SUPPLIED DATA:

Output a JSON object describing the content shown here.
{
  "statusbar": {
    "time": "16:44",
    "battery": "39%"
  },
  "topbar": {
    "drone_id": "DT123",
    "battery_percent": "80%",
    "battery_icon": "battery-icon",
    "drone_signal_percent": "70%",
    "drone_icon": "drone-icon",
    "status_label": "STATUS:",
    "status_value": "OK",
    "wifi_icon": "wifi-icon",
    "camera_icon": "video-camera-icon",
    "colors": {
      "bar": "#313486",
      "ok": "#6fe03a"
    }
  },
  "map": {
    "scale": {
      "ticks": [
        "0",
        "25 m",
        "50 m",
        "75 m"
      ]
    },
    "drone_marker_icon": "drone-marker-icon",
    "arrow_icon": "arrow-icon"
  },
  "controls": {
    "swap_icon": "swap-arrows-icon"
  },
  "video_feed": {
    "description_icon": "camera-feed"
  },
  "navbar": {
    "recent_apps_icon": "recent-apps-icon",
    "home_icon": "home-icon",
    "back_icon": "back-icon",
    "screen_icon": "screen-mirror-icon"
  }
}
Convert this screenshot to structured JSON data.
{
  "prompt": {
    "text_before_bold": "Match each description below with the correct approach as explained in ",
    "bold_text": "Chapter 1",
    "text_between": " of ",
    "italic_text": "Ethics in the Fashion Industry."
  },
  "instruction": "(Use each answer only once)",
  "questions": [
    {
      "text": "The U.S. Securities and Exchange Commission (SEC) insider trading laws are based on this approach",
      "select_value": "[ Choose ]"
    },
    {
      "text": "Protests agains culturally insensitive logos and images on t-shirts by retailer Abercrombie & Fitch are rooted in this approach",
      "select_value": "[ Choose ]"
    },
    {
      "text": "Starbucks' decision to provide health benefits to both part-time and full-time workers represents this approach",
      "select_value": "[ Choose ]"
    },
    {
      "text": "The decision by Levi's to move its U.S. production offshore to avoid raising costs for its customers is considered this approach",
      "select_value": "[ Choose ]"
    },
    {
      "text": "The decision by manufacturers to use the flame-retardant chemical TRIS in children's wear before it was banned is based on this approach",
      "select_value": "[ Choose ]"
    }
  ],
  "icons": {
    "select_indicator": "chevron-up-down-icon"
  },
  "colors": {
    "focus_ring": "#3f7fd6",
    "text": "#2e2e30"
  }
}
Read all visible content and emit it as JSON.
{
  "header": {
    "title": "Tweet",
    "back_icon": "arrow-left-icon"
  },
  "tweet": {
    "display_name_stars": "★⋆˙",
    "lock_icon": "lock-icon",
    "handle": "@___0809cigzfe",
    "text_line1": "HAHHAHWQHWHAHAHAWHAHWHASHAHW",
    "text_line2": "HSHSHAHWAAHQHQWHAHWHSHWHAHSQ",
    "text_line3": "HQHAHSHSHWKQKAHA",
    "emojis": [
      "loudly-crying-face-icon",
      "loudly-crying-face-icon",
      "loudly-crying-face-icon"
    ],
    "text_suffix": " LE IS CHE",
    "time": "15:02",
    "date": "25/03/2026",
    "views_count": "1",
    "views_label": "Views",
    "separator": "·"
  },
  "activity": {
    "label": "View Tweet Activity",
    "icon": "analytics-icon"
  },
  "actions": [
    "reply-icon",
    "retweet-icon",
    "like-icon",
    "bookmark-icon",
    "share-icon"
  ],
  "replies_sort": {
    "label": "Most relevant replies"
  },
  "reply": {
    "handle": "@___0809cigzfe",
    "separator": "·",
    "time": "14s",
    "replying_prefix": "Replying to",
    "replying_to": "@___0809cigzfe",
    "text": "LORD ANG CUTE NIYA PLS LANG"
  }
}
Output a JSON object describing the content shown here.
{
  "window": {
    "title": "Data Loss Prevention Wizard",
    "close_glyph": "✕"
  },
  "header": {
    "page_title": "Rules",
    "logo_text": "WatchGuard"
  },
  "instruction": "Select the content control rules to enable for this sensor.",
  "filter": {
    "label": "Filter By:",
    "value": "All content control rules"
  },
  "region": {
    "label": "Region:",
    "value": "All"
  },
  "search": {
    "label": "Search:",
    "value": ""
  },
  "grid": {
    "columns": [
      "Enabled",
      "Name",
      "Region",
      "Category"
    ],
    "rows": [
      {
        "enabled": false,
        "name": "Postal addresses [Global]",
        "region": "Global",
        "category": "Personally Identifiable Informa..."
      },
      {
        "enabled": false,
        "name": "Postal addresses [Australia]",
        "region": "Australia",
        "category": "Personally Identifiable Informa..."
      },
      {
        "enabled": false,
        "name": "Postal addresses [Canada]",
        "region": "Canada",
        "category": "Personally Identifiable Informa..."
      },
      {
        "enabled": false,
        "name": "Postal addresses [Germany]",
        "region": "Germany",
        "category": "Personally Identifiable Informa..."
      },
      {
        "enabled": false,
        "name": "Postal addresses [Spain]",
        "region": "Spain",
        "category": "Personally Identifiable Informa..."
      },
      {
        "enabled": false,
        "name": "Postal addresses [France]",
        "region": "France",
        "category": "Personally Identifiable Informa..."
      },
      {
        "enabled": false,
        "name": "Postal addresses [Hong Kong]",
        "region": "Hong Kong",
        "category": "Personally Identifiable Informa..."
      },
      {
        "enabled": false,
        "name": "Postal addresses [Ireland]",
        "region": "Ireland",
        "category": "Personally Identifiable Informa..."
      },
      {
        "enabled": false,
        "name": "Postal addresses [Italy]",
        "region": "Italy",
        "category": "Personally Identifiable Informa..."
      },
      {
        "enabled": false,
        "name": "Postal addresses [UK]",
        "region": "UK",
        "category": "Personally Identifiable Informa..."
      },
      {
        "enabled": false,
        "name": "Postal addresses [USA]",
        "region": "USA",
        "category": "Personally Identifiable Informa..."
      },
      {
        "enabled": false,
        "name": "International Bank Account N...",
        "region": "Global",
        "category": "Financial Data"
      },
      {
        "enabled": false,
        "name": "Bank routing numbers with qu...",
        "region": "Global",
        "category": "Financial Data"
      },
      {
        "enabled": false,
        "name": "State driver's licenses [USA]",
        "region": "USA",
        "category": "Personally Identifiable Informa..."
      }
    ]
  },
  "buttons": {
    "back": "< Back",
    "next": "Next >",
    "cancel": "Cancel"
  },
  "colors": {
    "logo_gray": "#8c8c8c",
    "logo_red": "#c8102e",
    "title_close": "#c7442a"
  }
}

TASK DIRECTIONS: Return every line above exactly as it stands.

ANSWER TO THIS TASK:
Output a JSON object describing the content shown here.
{
  "statusbar": {
    "time": "16:44",
    "battery": "39%"
  },
  "topbar": {
    "drone_id": "DT123",
    "battery_percent": "80%",
    "battery_icon": "battery-icon",
    "drone_signal_percent": "70%",
    "drone_icon": "drone-icon",
    "status_label": "STATUS:",
    "status_value": "OK",
    "wifi_icon": "wifi-icon",
    "camera_icon": "video-camera-icon",
    "colors": {
      "bar": "#313486",
      "ok": "#6fe03a"
    }
  },
  "map": {
    "scale": {
      "ticks": [
        "0",
        "25 m",
        "50 m",
        "75 m"
      ]
    },
    "drone_marker_icon": "drone-marker-icon",
    "arrow_icon": "arrow-icon"
  },
  "controls": {
    "swap_icon": "swap-arrows-icon"
  },
  "video_feed": {
    "description_icon": "camera-feed"
  },
  "navbar": {
    "recent_apps_icon": "recent-apps-icon",
    "home_icon": "home-icon",
    "back_icon": "back-icon",
    "screen_icon": "screen-mirror-icon"
  }
}
Convert this screenshot to structured JSON data.
{
  "prompt": {
    "text_before_bold": "Match each description below with the correct approach as explained in ",
    "bold_text": "Chapter 1",
    "text_between": " of ",
    "italic_text": "Ethics in the Fashion Industry."
  },
  "instruction": "(Use each answer only once)",
  "questions": [
    {
      "text": "The U.S. Securities and Exchange Commission (SEC) insider trading laws are based on this approach",
      "select_value": "[ Choose ]"
    },
    {
      "text": "Protests agains culturally insensitive logos and images on t-shirts by retailer Abercrombie & Fitch are rooted in this approach",
      "select_value": "[ Choose ]"
    },
    {
      "text": "Starbucks' decision to provide health benefits to both part-time and full-time workers represents this approach",
      "select_value": "[ Choose ]"
    },
    {
      "text": "The decision by Levi's to move its U.S. production offshore to avoid raising costs for its customers is considered this approach",
      "select_value": "[ Choose ]"
    },
    {
      "text": "The decision by manufacturers to use the flame-retardant chemical TRIS in children's wear before it was banned is based on this approach",
      "select_value": "[ Choose ]"
    }
  ],
  "icons": {
    "select_indicator": "chevron-up-down-icon"
  },
  "colors": {
    "focus_ring": "#3f7fd6",
    "text": "#2e2e30"
  }
}
Read all visible content and emit it as JSON.
{
  "header": {
    "title": "Tweet",
    "back_icon": "arrow-left-icon"
  },
  "tweet": {
    "display_name_stars": "★⋆˙",
    "lock_icon": "lock-icon",
    "handle": "@___0809cigzfe",
    "text_line1": "HAHHAHWQHWHAHAHAWHAHWHASHAHW",
    "text_line2": "HSHSHAHWAAHQHQWHAHWHSHWHAHSQ",
    "text_line3": "HQHAHSHSHWKQKAHA",
    "emojis": [
      "loudly-crying-face-icon",
      "loudly-crying-face-icon",
      "loudly-crying-face-icon"
    ],
    "text_suffix": " LE IS CHE",
    "time": "15:02",
    "date": "25/03/2026",
    "views_count": "1",
    "views_label": "Views",
    "separator": "·"
  },
  "activity": {
    "label": "View Tweet Activity",
    "icon": "analytics-icon"
  },
  "actions": [
    "reply-icon",
    "retweet-icon",
    "like-icon",
    "bookmark-icon",
    "share-icon"
  ],
  "replies_sort": {
    "label": "Most relevant replies"
  },
  "reply": {
    "handle": "@___0809cigzfe",
    "separator": "·",
    "time": "14s",
    "replying_prefix": "Replying to",
    "replying_to": "@___0809cigzfe",
    "text": "LORD ANG CUTE NIYA PLS LANG"
  }
}
Output a JSON object describing the content shown here.
{
  "window": {
    "title": "Data Loss Prevention Wizard",
    "close_glyph": "✕"
  },
  "header": {
    "page_title": "Rules",
    "logo_text": "WatchGuard"
  },
  "instruction": "Select the content control rules to enable for this sensor.",
  "filter": {
    "label": "Filter By:",
    "value": "All content control rules"
  },
  "region": {
    "label": "Region:",
    "value": "All"
  },
  "search": {
    "label": "Search:",
    "value": ""
  },
  "grid": {
    "columns": [
      "Enabled",
      "Name",
      "Region",
      "Category"
    ],
    "rows": [
      {
        "enabled": false,
        "name": "Postal addresses [Global]",
        "region": "Global",
        "category": "Personally Identifiable Informa..."
      },
      {
        "enabled": false,
        "name": "Postal addresses [Australia]",
        "region": "Australia",
        "category": "Personally Identifiable Informa..."
      },
      {
        "enabled": false,
        "name": "Postal addresses [Canada]",
        "region": "Canada",
        "category": "Personally Identifiable Informa..."
      },
      {
        "enabled": false,
        "name": "Postal addresses [Germany]",
        "region": "Germany",
        "category": "Personally Identifiable Informa..."
      },
      {
        "enabled": false,
        "name": "Postal addresses [Spain]",
        "region": "Spain",
        "category": "Personally Identifiable Informa..."
      },
      {
        "enabled": false,
        "name": "Postal addresses [France]",
        "region": "France",
        "category": "Personally Identifiable Informa..."
      },
      {
        "enabled": false,
        "name": "Postal addresses [Hong Kong]",
        "region": "Hong Kong",
        "category": "Personally Identifiable Informa..."
      },
      {
        "enabled": false,
        "name": "Postal addresses [Ireland]",
        "region": "Ireland",
        "category": "Personally Identifiable Informa..."
      },
      {
        "enabled": false,
        "name": "Postal addresses [Italy]",
        "region": "Italy",
        "category": "Personally Identifiable Informa..."
      },
      {
        "enabled": false,
        "name": "Postal addresses [UK]",
        "region": "UK",
        "category": "Personally Identifiable Informa..."
      },
      {
        "enabled": false,
        "name": "Postal addresses [USA]",
        "region": "USA",
        "category": "Personally Identifiable Informa..."
      },
      {
        "enabled": false,
        "name": "International Bank Account N...",
        "region": "Global",
        "category": "Financial Data"
      },
      {
        "enabled": false,
        "name": "Bank routing numbers with qu...",
        "region": "Global",
        "category": "Financial Data"
      },
      {
        "enabled": false,
        "name": "State driver's licenses [USA]",
        "region": "USA",
        "category": "Personally Identifiable Informa..."
      }
    ]
  },
  "buttons": {
    "back": "< Back",
    "next": "Next >",
    "cancel": "Cancel"
  },
  "colors": {
    "logo_gray": "#8c8c8c",
    "logo_red": "#c8102e",
    "title_close": "#c7442a"
  }
}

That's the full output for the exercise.